>Music primarily is perceived via sound - no getting around that fact.
Of course this is true, but I have been listening to(and watching)DVDs
of classical performances lately. Most of the ones I have been watching
were either solo piano or piano concertos.
One of my most enlightening purchases is the DVD of the 2 Brahms concertos
with Zimerman/Bernstein and the VPO. The sound is very good (probably
analog), but only the first movements of each work are watchable since
the other 5 movements have the picture out of sync with the music. The
Brahms first has been one of my 2 favorites for years, but watching the
2nd has given me an entirely new perspective on that work.
Another not unrelated purchase was the 2 CD set on Naxos of the Brahms
2nd with Jeremy Siepmann explaining the entire work. Jando plays, and
plays well. While I don't exactly agree with everything that Siepmann
says, his analysis has made me more aware of various parts of the concerto
and their relationships. I don't really believe that Brahms actually
did all that stuff consciously, in part, based on my experience as an
architect. I just make many design decisions intuitively and I think
that most composers do this too.
Back to my original point, from which I digressed, watching music being
played is about the only time that I actually get to just sit and pay
attention to the music - bar by bar. All my other listening experiences
are either listening while I do other things at home or listening on
headphones at the office. This is one reason that I am not too interested
in the new SACDs and others of that ilk.
FYI - the Jando CD is set up so that you can't just program the tracks
to hear the whole concerto. I had to copy it to my hard drive and delete
some of the spoken dialog from some of the tracks and then burn it to
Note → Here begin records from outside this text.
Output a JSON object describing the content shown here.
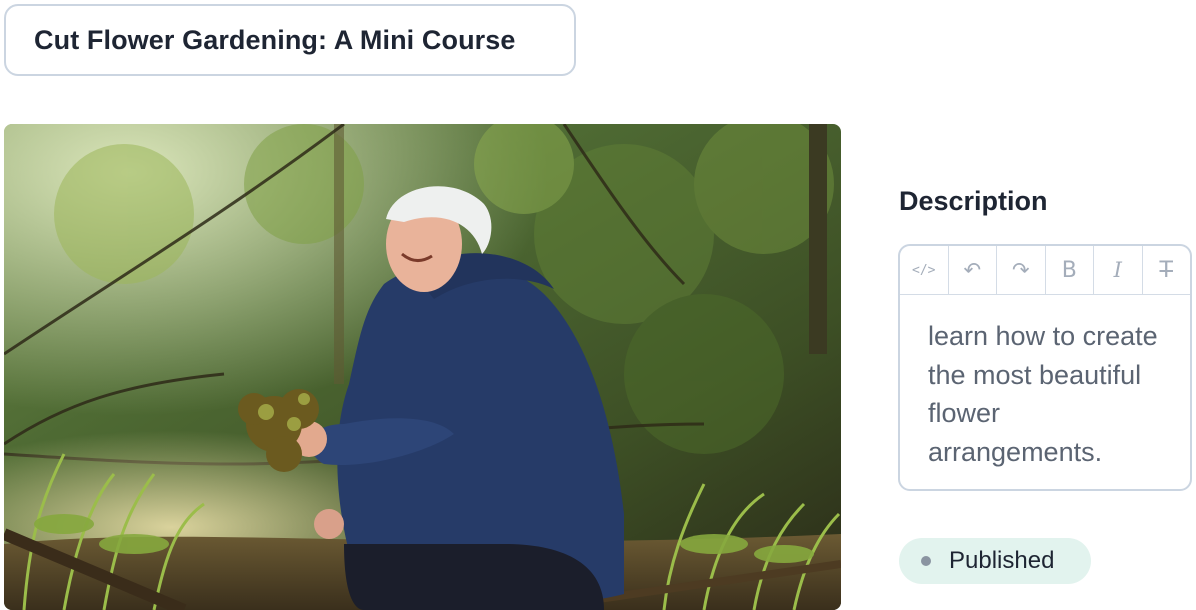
{
  "course": {
    "title": "Cut Flower Gardening: A Mini Course"
  },
  "hero_image": {
    "alt": "Smiling woman crouching in a sunlit forest holding moss among fern fiddleheads"
  },
  "description": {
    "label": "Description",
    "toolbar": {
      "code_label": "</>",
      "undo_label": "↶",
      "redo_label": "↷",
      "bold_label": "B",
      "italic_label": "I",
      "strike_label": "T"
    },
    "text": "learn how to create the most beautiful flower arrangements."
  },
  "status": {
    "label": "Published",
    "color": "#e2f3ee"
  }
}
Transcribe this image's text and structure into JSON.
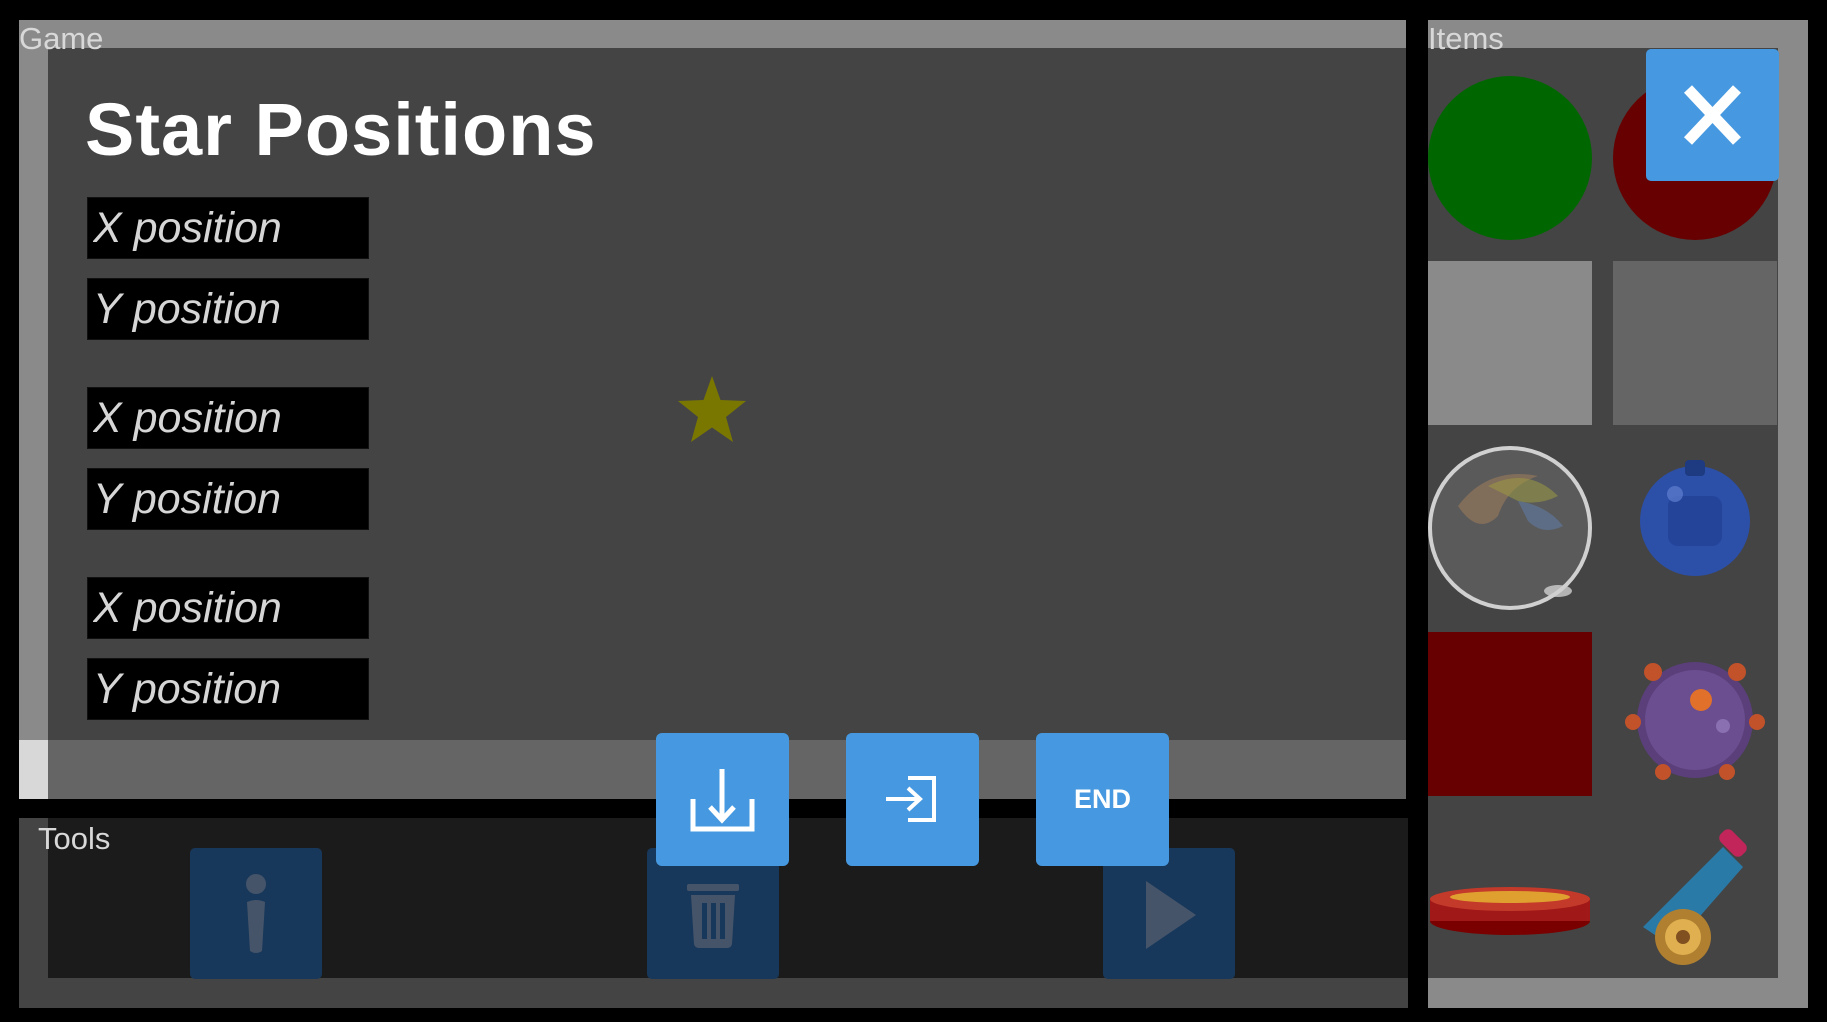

blank CD. I essentially did the same thing to the Zimerman using my
spare DVD player, editing out the tune-ups and stuff between tracks.
Zimerman is fantastic in the 2nd, but his d minor concerto first mvt is
a bit metronomic is some places. A minor problem considering how well
he plays everything else.
Whoever it was that didn't particularly like Brahms should listen to the
And BTW - where does the quote "twas ever thus" used in this thread come
from? Shakespeare? I tried the internet and couldn't find the answer.
Tallahassee, FL - USA
ALKAN Web Page: http://www.nettally.com/joelhill/alkan